Although stars do move, their motion is so small compared with the planetary motions, they are considered practically "fixed" in the celestial sphere. Due to the gradual change of orientation, the earth's polar axis continually wobbles. In the course of time, it points to different pole stars and describes a circle in space in about 26,000 years. Consequently, the positions of the equinoctial points (The Vernal and the Autumnal equinoxes) with respect to the "fixed" stars in the celestial sphere gradually change along the Ecliptic at an annual rate of 50 seconds of arc or at about one degree in 72 years. Thus, the equinoxes return to the same point on the Ecliptic with respect to a fixed star after about 26,000 years. This cycle is called the precession of the equinoxes. This period, divided by 12, gives us the duration for a precessional Age, the current one being the Piscean. The motion of the equinoxes being retrograde, the next Age will be the Aquarian.
As a result of the precession of the equinoxes, the reference point (zero degrees of Aries) of the zodiac (the Vernal Equinox) doesn't remain fixed with respect to a fixed star, but moves along the Ecliptic. In other words, now, at the zero degree of Aries (at the Vernal Equinox) the Sun does not point to the same fixed star as it did at the time of the Spring equinox two thousand years ago. About 2,160 years from now the location of the zero degree of Aries on the Ecliptic will correspond to the location of zero degree of Taurus (the next zodiac sign) today. A zodiac system that bases its reference point to the Vernal Equinox is called the tropical or moving zodiac system.
In the West, the moving zodiac (tropical) system has been widely popular and accepted. However, in the East, particularly in India, the fixed zodiac system (also referred as sidereal zodiac system) has been in use since a very long time. The very basis of the latter system is the eastern premise that the astrological significance of a zodiac sign only depends on its (zodiac sign's) orientation with respect to the "fixed" stars. In other words, the astrological characteristics of a particular location in the zodiac should always be the same since those are defined in relation to the zodiac's specific orientation in the celestial sphere containing the fixed stars.

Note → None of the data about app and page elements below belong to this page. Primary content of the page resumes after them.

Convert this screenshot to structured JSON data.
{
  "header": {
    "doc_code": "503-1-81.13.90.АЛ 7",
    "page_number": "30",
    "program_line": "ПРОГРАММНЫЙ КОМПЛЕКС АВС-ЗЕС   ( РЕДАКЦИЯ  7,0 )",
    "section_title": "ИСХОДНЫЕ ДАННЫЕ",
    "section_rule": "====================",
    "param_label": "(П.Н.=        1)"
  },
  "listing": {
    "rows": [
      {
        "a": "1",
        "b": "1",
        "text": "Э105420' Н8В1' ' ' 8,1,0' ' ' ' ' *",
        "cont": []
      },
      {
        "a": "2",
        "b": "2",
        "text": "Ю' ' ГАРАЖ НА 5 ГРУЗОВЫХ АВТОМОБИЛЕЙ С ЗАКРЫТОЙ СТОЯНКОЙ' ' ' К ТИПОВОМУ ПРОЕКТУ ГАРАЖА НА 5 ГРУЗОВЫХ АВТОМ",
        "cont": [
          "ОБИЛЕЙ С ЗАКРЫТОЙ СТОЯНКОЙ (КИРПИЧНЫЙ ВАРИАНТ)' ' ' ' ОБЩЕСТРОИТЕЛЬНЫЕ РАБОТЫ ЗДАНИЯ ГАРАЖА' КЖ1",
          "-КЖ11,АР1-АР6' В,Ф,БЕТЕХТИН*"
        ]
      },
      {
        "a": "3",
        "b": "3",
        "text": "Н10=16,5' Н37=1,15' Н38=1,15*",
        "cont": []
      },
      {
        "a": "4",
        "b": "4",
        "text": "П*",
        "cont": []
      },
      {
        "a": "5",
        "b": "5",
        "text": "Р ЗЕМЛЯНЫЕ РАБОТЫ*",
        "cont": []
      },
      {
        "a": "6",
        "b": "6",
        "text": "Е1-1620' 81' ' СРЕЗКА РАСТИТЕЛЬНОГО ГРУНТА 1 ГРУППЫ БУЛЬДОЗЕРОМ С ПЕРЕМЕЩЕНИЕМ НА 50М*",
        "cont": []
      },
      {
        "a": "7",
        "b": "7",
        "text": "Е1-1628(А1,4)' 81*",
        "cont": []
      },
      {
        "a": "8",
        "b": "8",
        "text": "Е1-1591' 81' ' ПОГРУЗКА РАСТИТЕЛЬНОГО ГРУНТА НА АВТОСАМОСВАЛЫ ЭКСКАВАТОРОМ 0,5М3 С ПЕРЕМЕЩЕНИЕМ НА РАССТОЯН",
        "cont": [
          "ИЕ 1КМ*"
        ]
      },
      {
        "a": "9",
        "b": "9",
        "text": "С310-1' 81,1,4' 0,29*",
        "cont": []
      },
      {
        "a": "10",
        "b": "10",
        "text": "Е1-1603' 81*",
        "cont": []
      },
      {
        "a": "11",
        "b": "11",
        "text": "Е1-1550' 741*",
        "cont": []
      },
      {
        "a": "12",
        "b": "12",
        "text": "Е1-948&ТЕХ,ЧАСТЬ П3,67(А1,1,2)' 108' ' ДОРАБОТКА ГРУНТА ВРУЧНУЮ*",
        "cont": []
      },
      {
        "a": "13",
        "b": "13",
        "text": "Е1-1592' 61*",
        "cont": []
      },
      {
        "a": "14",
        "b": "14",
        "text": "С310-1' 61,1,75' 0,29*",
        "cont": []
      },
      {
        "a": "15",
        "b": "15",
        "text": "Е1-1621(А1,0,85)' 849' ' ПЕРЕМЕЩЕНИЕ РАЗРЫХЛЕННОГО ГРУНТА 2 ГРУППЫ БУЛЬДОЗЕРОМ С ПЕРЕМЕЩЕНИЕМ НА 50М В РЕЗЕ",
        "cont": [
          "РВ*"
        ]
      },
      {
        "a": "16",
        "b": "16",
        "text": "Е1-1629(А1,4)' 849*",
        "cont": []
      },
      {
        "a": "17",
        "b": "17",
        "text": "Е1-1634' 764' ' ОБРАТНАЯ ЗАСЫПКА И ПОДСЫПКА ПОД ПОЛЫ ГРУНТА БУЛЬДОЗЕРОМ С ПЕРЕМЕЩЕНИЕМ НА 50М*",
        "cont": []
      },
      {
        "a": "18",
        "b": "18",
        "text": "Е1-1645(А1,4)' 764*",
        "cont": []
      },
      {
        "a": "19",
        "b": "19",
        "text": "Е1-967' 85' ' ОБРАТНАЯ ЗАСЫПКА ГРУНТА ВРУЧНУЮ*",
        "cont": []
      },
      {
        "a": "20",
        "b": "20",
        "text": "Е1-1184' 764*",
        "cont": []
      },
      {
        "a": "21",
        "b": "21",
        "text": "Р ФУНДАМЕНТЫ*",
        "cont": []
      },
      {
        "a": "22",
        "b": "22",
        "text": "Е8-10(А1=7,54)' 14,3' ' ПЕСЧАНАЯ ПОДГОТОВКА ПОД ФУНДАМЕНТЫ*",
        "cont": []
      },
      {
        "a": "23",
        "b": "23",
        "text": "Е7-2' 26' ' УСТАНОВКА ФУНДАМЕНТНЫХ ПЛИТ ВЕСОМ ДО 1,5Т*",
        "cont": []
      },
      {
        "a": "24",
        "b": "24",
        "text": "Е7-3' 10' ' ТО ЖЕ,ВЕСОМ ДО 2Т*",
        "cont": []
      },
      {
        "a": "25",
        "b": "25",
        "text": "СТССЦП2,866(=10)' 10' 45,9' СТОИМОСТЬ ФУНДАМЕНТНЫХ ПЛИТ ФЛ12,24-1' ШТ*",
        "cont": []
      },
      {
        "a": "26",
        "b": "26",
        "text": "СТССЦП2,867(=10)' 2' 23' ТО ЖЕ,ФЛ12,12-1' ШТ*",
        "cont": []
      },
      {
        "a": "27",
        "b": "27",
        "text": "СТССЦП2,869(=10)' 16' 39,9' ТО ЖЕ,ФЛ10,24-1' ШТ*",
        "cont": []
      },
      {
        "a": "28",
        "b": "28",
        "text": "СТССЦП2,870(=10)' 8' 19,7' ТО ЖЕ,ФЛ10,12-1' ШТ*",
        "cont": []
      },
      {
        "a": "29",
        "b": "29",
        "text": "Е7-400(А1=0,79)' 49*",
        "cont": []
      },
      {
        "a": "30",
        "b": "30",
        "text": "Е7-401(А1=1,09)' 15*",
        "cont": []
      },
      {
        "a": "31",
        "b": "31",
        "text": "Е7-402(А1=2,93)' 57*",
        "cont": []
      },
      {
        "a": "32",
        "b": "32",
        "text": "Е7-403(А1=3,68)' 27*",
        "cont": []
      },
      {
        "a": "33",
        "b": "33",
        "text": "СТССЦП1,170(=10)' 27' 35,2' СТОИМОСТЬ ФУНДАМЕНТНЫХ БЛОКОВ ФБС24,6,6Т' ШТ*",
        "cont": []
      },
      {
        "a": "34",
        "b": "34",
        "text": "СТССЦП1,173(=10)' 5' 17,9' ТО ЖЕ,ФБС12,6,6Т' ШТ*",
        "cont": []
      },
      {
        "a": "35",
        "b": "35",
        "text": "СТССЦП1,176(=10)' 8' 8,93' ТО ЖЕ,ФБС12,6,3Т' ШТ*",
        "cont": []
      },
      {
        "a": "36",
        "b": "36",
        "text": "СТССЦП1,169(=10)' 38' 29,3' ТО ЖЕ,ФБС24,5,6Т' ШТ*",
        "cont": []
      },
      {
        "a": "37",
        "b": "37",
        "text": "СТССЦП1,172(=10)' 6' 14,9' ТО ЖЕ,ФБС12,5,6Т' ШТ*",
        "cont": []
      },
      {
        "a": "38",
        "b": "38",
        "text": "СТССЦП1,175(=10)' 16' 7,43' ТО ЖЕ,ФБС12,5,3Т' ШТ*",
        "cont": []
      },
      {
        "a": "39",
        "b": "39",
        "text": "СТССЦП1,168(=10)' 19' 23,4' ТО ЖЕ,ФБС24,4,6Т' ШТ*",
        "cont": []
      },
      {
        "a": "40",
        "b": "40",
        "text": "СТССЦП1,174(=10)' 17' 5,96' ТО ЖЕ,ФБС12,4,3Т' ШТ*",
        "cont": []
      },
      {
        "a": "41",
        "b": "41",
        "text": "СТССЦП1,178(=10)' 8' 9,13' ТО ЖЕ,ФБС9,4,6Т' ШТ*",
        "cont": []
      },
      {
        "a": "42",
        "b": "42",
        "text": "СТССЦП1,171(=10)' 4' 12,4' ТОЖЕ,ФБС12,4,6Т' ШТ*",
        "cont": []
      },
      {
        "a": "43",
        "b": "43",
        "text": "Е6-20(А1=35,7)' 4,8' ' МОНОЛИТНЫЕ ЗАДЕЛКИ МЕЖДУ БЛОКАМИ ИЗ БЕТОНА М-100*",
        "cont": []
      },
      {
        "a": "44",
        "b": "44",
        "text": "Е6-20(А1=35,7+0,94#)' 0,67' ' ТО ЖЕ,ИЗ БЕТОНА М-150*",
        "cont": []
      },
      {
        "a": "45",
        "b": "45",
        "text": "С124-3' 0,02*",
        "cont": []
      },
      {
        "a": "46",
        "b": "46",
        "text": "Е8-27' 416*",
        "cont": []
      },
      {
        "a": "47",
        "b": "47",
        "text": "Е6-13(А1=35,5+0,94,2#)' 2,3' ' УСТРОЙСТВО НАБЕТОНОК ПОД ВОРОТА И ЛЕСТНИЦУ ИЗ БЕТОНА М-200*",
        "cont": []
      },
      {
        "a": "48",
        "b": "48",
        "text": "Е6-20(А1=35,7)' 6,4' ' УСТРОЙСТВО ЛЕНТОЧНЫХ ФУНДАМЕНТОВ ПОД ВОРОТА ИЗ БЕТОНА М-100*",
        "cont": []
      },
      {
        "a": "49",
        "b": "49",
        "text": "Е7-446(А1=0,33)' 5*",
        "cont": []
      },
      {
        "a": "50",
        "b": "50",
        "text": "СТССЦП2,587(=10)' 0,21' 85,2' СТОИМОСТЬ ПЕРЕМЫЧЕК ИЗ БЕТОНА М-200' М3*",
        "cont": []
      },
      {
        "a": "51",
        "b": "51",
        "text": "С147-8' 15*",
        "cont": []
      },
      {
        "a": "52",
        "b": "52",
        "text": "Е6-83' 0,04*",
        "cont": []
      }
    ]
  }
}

However, for the sidereal or fixed zodiac system, the problem arises in establishing the reference point (or the starting point of Aries) on the zodiac. Although there are several reference points (all within a range of four to five degrees) that might be in use today, the most popular and accepted one is based on the star Spica. The star Spica corresponds to the 180 degree location of the fixed zodiac system. The sidereal or fixed zodiac reference point coincided with that of the tropical or moving zodiac reference point about 1700 years ago. In other words, today the zero degree of Aries of the sidereal zodiac corresponds to about 23.75 degrees of Aries of the tropical zodiac.